even winning the Black Queen for 3 pieces was insufficient so a perpetual check in
the end was only a draw.
After his exertions yesterday, Iolo decided to take a break.
Playing against a team from the Rhine Palatinate, below us on paper ,but with some
Robert equalized fairly easily against a Colle-type position and offered an early
Rudy in a Catalan vs Schlechter Gruenfeld got an edge in the endgame of Rook and
Pawns, with his Rook on the 7th and a queenside 3 vs 2, but somehow everything held
for Black, so another draw.
Pat's aggressive modern netted him two extra pawns , and despite Whites attempts
to create play, won easily enough in the long run.

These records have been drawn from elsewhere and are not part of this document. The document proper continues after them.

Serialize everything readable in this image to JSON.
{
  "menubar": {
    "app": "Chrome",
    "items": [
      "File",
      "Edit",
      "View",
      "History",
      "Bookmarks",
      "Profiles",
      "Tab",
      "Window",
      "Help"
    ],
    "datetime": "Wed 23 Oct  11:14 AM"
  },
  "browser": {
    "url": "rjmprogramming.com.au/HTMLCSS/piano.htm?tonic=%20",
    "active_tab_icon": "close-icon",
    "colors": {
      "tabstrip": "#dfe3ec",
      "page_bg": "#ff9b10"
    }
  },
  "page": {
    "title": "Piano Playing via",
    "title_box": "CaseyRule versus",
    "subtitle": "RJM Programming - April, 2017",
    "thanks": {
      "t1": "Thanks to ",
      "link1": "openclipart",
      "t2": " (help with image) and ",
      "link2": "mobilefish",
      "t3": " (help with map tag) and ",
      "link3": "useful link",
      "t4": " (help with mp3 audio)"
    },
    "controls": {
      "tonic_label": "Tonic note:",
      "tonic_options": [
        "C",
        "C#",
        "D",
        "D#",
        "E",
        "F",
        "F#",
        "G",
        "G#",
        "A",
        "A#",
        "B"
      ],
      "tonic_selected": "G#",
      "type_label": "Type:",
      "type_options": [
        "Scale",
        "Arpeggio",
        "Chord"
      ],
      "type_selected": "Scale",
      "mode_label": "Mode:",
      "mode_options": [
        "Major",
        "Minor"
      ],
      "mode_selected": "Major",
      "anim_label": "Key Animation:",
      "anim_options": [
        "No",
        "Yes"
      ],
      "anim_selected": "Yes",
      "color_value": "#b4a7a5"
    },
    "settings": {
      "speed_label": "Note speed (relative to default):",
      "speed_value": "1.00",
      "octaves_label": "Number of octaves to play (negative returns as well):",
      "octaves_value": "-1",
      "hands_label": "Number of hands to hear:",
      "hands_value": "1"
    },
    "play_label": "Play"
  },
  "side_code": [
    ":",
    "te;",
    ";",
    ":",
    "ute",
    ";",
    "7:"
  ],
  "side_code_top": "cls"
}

John played the Yugoslav attack against the Dragon, but played his normal move automatically
rather than following his opening preparation. Accepting a gambitted Pawn on d5 ,
he withstood the attack from Queen, Rooks and Bishops, to reach an ending with Rooks
where he had two extra pawns on the queenside side. Not all rook and pawn endings
are drawn, so his opponent conceded.
Score 3-1 to Wales.
Since both the Scotland 1 and England 1 teams lost today, this places Wales alongside
Scotland 1 and two points above England 1.
John's Dutch stonewall led to an unbalanced position, where his queenside pawns were
perhaps more problematic
than White’s centre ones. With difficult decisions about whether to stay in late
middlegame or swap down to an ending, both sides were happy to draw in mutual time
From a complex Benoni setup Pat seemed to be doing well, but , provoking a piece
sacrifice, he failed to find the best defence in time shortage.
Iolo's doughty Petroff defence led to an unbalanced position where there were connected
passed pawns, but on opposite sides. Hence a judicious draw offer in time pressure
Robert started with a Panov against the Caro-Kann, but failed to make the most of
his opponents slightly uncommon opening sequence, lost a pawn, and got ground down
in a double rook ending.
Score Wales 1- Sweden1 3
WARNING- regrettably the bulletin produced on paper and the website is not totally
reliable. For instance John's round 6 game is missing 6 moves, Rudy's missing 11
moves; while in Iolo's Rd5 game an inaccurate capture , 38...Rxb6 instead of Qxb6
is given. There are more such truncated games on the website.
And there’s more...
A game from the Blitz tournament on Monday evening where the IM goes a little wrong
in the opening. Here
Pat had another day off, and Robert will be leaving early tomorrow.
A crucial match, against a higher graded team - all except the top player in the
Rudy's opponent looked shocked to face a Budapest, settled for the passive 3.e3 and
Rudy took the opportunity to offer an early draw on move 9 with a slight Black edge,
leaving both John and Robert with promising positions.
Robert, via 1.Nf3 got a Maroczy bind Sicilian, advanced on the kingside, when a piece
sacrifice with an offer of another led to a forced mate on move 25. An excellent
way to finish a tournament.
John's Stonewall Dutch got him excellent attacking chances, but a slight imprecision
in the execution meant that the opponent managed to hold on and obtain a won position
Iolo's space advantage after an early Queen swap gave good chances , leading to a
Pawn win, and Iolo won quickly to produce a win for the team.
Score Wales 2.5 Hessen2 1.5
Thus we remain ahead of England 1 who could only draw, and one point behind Scotland
1 (headed by Craig Pritchard-IM) who also drew today.